[Start of Attachment]
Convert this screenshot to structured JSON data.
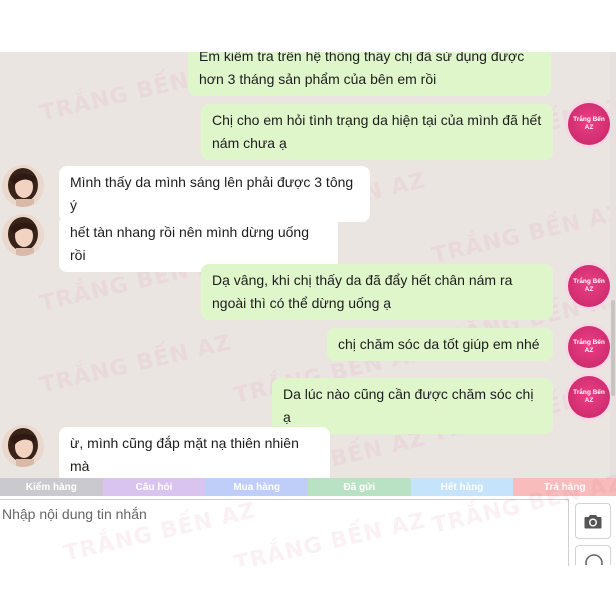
{
  "watermark_text": "TRẮNG BẾN AZ",
  "brand_avatar": {
    "line1": "Trắng Bến",
    "line2": "AZ",
    "color": "#e63a7e"
  },
  "messages": [
    {
      "side": "sent",
      "lines": [
        "Em kiểm tra trên hệ thống thấy chị đã sử dụng được",
        "hơn 3 tháng sản phẩm của bên em rồi"
      ]
    },
    {
      "side": "sent",
      "lines": [
        "Chị cho em hỏi tình trạng da hiện tại của mình đã hết",
        "nám chưa ạ"
      ]
    },
    {
      "side": "recv",
      "lines": [
        "Mình thấy da mình sáng lên phải được 3 tông ý"
      ]
    },
    {
      "side": "recv",
      "lines": [
        "hết tàn nhang rồi nên mình dừng uống rồi"
      ]
    },
    {
      "side": "sent",
      "lines": [
        "Dạ vâng, khi chị thấy da đã đẩy hết chân nám ra",
        "ngoài thì có thể dừng uống ạ"
      ]
    },
    {
      "side": "sent",
      "lines": [
        "chị chăm sóc da tốt giúp em nhé"
      ]
    },
    {
      "side": "sent",
      "lines": [
        "Da lúc nào cũng cần được chăm sóc chị ạ"
      ]
    },
    {
      "side": "recv",
      "lines": [
        "ừ, mình cũng đắp mặt nạ thiên nhiên mà"
      ]
    }
  ],
  "tabs": [
    {
      "label": "Kiểm hàng",
      "color": "#c9c9cf"
    },
    {
      "label": "Câu hỏi",
      "color": "#d9c4ef"
    },
    {
      "label": "Mua hàng",
      "color": "#bfcdf9"
    },
    {
      "label": "Đã gửi",
      "color": "#b9e1c4"
    },
    {
      "label": "Hết hàng",
      "color": "#c5e3fa"
    },
    {
      "label": "Trả hàng",
      "color": "#f8bcbc"
    }
  ],
  "input": {
    "placeholder": "Nhập nội dung tin nhắn"
  },
  "icons": {
    "camera": "camera-icon"
  }
}
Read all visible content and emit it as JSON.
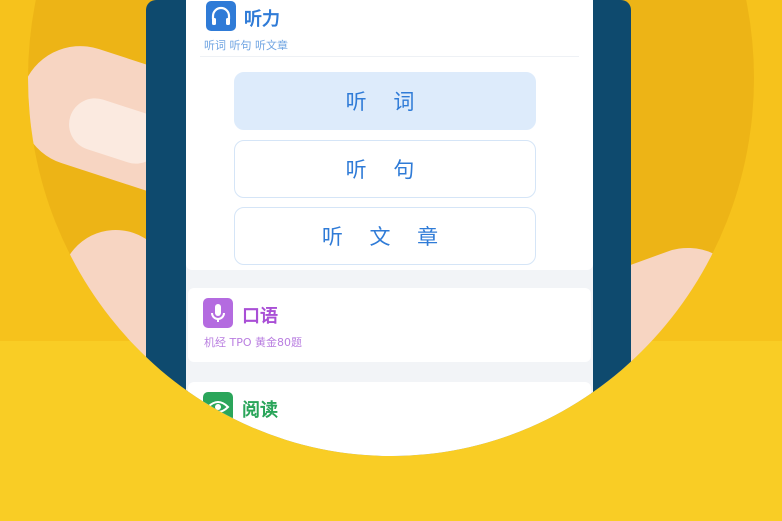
{
  "listening": {
    "title": "听力",
    "subtitle": "听词 听句 听文章",
    "icon": "headphones-icon",
    "options": [
      {
        "label": "听 词",
        "active": true
      },
      {
        "label": "听 句",
        "active": false
      },
      {
        "label": "听 文 章",
        "active": false
      }
    ]
  },
  "speaking": {
    "title": "口语",
    "subtitle": "机经 TPO 黄金80题",
    "icon": "microphone-icon"
  },
  "reading": {
    "title": "阅读",
    "icon": "eye-icon"
  },
  "colors": {
    "blue": "#2F7BD7",
    "purple": "#A94FD6",
    "green": "#2AA55A",
    "yellow": "#F6C21C"
  }
}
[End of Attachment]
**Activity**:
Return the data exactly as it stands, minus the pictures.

**Solution below**:
Convert this screenshot to structured JSON data.
{
  "watermark_text": "TRẮNG BẾN AZ",
  "brand_avatar": {
    "line1": "Trắng Bến",
    "line2": "AZ",
    "color": "#e63a7e"
  },
  "messages": [
    {
      "side": "sent",
      "lines": [
        "Em kiểm tra trên hệ thống thấy chị đã sử dụng được",
        "hơn 3 tháng sản phẩm của bên em rồi"
      ]
    },
    {
      "side": "sent",
      "lines": [
        "Chị cho em hỏi tình trạng da hiện tại của mình đã hết",
        "nám chưa ạ"
      ]
    },
    {
      "side": "recv",
      "lines": [
        "Mình thấy da mình sáng lên phải được 3 tông ý"
      ]
    },
    {
      "side": "recv",
      "lines": [
        "hết tàn nhang rồi nên mình dừng uống rồi"
      ]
    },
    {
      "side": "sent",
      "lines": [
        "Dạ vâng, khi chị thấy da đã đẩy hết chân nám ra",
        "ngoài thì có thể dừng uống ạ"
      ]
    },
    {
      "side": "sent",
      "lines": [
        "chị chăm sóc da tốt giúp em nhé"
      ]
    },
    {
      "side": "sent",
      "lines": [
        "Da lúc nào cũng cần được chăm sóc chị ạ"
      ]
    },
    {
      "side": "recv",
      "lines": [
        "ừ, mình cũng đắp mặt nạ thiên nhiên mà"
      ]
    }
  ],
  "tabs": [
    {
      "label": "Kiểm hàng",
      "color": "#c9c9cf"
    },
    {
      "label": "Câu hỏi",
      "color": "#d9c4ef"
    },
    {
      "label": "Mua hàng",
      "color": "#bfcdf9"
    },
    {
      "label": "Đã gửi",
      "color": "#b9e1c4"
    },
    {
      "label": "Hết hàng",
      "color": "#c5e3fa"
    },
    {
      "label": "Trả hàng",
      "color": "#f8bcbc"
    }
  ],
  "input": {
    "placeholder": "Nhập nội dung tin nhắn"
  },
  "icons": {
    "camera": "camera-icon"
  }
}
Read all visible content and emit it as JSON.
{
  "listening": {
    "title": "听力",
    "subtitle": "听词 听句 听文章",
    "icon": "headphones-icon",
    "options": [
      {
        "label": "听 词",
        "active": true
      },
      {
        "label": "听 句",
        "active": false
      },
      {
        "label": "听 文 章",
        "active": false
      }
    ]
  },
  "speaking": {
    "title": "口语",
    "subtitle": "机经 TPO 黄金80题",
    "icon": "microphone-icon"
  },
  "reading": {
    "title": "阅读",
    "icon": "eye-icon"
  },
  "colors": {
    "blue": "#2F7BD7",
    "purple": "#A94FD6",
    "green": "#2AA55A",
    "yellow": "#F6C21C"
  }
}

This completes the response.